When the Cubans reached the base, the American government told the guards: these Cubans are murderers and criminals and prepared them to treat the foreigners as prisoners, but while days passed, the guards began to understand that they were normal Cuban people. Although some of them were criminals, many of them were regular families. So the story is also about these relationships at the base. At some point the American soldiers even started to illegally help the Cubans, with food and more. The testimonies are very strong, and I always go to them with the utmost respect, because many people lost their relatives. This story reminds me of Schindler’s List: a person kept coming every day, and calling the names of the ones that had been chosen to go to the United States. And the families in Cuba every day tuned into Radio Martí, the Cuban radio that was reading the names of the Cubans arriving to the United States. They were anxiously listening every night. A grandmother told me those were the worst ten days of her life: she waited every night to hear the name of her son, daughter-in-law, and grandsons. Listening to every name, and if she couldn’t hear them, she thought they would be dead. She couldn’t eat or sleep: only listen. All the families in the island met in a few houses to listen, and it was difficult because there was no electricity. They kept batteries in the radio, and it was hard to even understand the names. A thousand grandmothers and a thousand mothers, waiting day after day. This grandma told me Radio Martí is propaganda, it says a lot of lies about Cuba, but every night she listened to it for the names of her family.

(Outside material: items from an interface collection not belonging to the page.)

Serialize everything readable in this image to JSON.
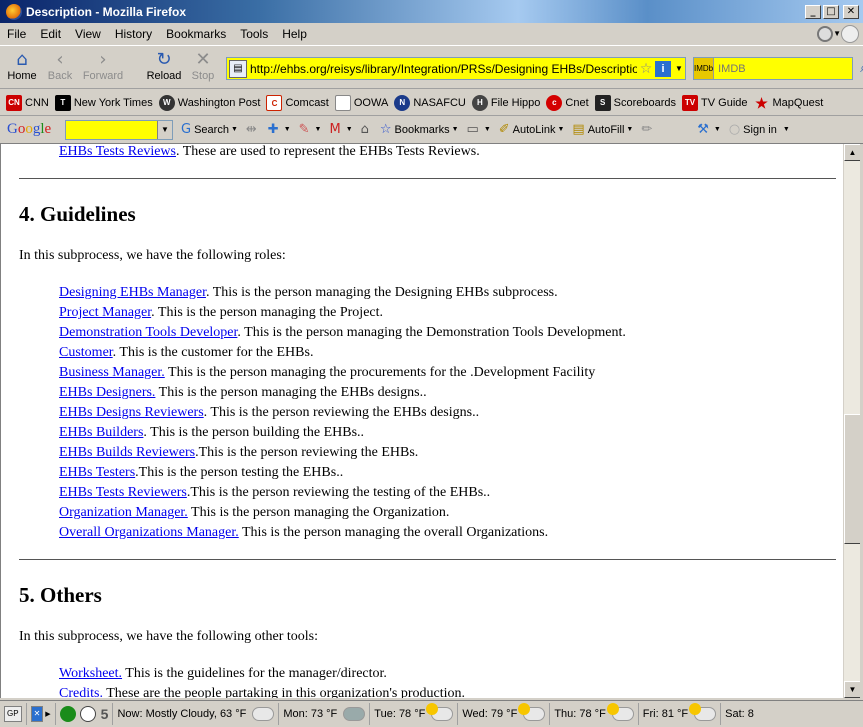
{
  "window": {
    "title": "Description - Mozilla Firefox",
    "controls": [
      "_",
      "□",
      "✕"
    ]
  },
  "menu": [
    "File",
    "Edit",
    "View",
    "History",
    "Bookmarks",
    "Tools",
    "Help"
  ],
  "nav": {
    "home": "Home",
    "back": "Back",
    "forward": "Forward",
    "reload": "Reload",
    "stop": "Stop",
    "url": "http://ehbs.org/reisys/library/Integration/PRSs/Designing EHBs/Description.h",
    "search_engine": "IMDb",
    "search_placeholder": "IMDB"
  },
  "bookmarks": [
    {
      "label": "CNN",
      "icon": "cnn-icon",
      "color": "#cc0000"
    },
    {
      "label": "New York Times",
      "icon": "nyt-icon",
      "color": "#000000"
    },
    {
      "label": "Washington Post",
      "icon": "wapo-icon",
      "color": "#333333"
    },
    {
      "label": "Comcast",
      "icon": "comcast-icon",
      "color": "#cc2200"
    },
    {
      "label": "OOWA",
      "icon": "page-icon",
      "color": "#ffffff"
    },
    {
      "label": "NASAFCU",
      "icon": "nasafcu-icon",
      "color": "#1a3a8a"
    },
    {
      "label": "File Hippo",
      "icon": "filehippo-icon",
      "color": "#444444"
    },
    {
      "label": "Cnet",
      "icon": "cnet-icon",
      "color": "#d40000"
    },
    {
      "label": "Scoreboards",
      "icon": "scoreboards-icon",
      "color": "#222222"
    },
    {
      "label": "TV Guide",
      "icon": "tvguide-icon",
      "color": "#cc0000"
    },
    {
      "label": "MapQuest",
      "icon": "mapquest-icon",
      "color": "#cc0000"
    }
  ],
  "google_toolbar": {
    "logo": "Google",
    "search_label": "Search",
    "bookmarks_label": "Bookmarks",
    "autolink_label": "AutoLink",
    "autofill_label": "AutoFill",
    "signin_label": "Sign in"
  },
  "page": {
    "top_line": {
      "link": "EHBs Tests Reviews",
      "text": ". These are used to represent the EHBs Tests Reviews."
    },
    "section4": {
      "heading": "4. Guidelines",
      "intro": "In this subprocess, we have the following roles:",
      "items": [
        {
          "link": "Designing EHBs Manager",
          "text": ". This is the person managing the Designing EHBs subprocess."
        },
        {
          "link": "Project Manager",
          "text": ". This is the person managing the Project."
        },
        {
          "link": "Demonstration Tools Developer",
          "text": ". This is the person managing the Demonstration Tools Development."
        },
        {
          "link": "Customer",
          "text": ". This is the customer for the EHBs."
        },
        {
          "link": "Business Manager.",
          "text": " This is the person managing the procurements for the .Development Facility"
        },
        {
          "link": "EHBs Designers.",
          "text": " This is the person managing the EHBs designs.."
        },
        {
          "link": "EHBs Designs Reviewers",
          "text": ". This is the person reviewing the EHBs designs.."
        },
        {
          "link": "EHBs Builders",
          "text": ". This is the person building the EHBs.."
        },
        {
          "link": "EHBs Builds Reviewers",
          "text": ".This is the person reviewing the EHBs."
        },
        {
          "link": "EHBs Testers",
          "text": ".This is the person testing the EHBs.."
        },
        {
          "link": "EHBs Tests Reviewers",
          "text": ".This is the person reviewing the testing of the EHBs.."
        },
        {
          "link": "Organization Manager.",
          "text": " This is the person managing the Organization."
        },
        {
          "link": "Overall Organizations Manager.",
          "text": " This is the person managing the overall Organizations."
        }
      ]
    },
    "section5": {
      "heading": "5. Others",
      "intro": "In this subprocess, we have the following other tools:",
      "items": [
        {
          "link": "Worksheet.",
          "text": " This is the guidelines for the manager/director."
        },
        {
          "link": "Credits.",
          "text": " These are the people partaking in this organization's production."
        }
      ]
    }
  },
  "status": {
    "gp": "GP",
    "count": "5",
    "now": "Now: Mostly Cloudy, 63 °F",
    "mon": "Mon: 73 °F",
    "tue": "Tue: 78 °F",
    "wed": "Wed: 79 °F",
    "thu": "Thu: 78 °F",
    "fri": "Fri: 81 °F",
    "sat": "Sat: 8"
  }
}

We haven't talked much about this part of history in Cuba so far, but we have to, because I think that when you feel a resentment inside, you need to take it out. In Cuba, many people have this resentment held inside for their entire life. When I ask people, I never reach out for a political statement, but rather I look for families that have a need to scream. Because it's a very strong feeling. There are so many of us that disappeared. Thousands of Cubans dead in the Channel of Florida for a war of power, and that is needless. And I understand that the United States is busy with war in many countries, from Iraq to Afghanistan; I am so sorry for Iraq, and I am so sorry for Afghanistan, but I live in Cuba: and I am also so sorry for Cuba. And I am sorry for the Cubans, and for my family and many families, and for this grandma that talked to me about the ghosts that accompany her."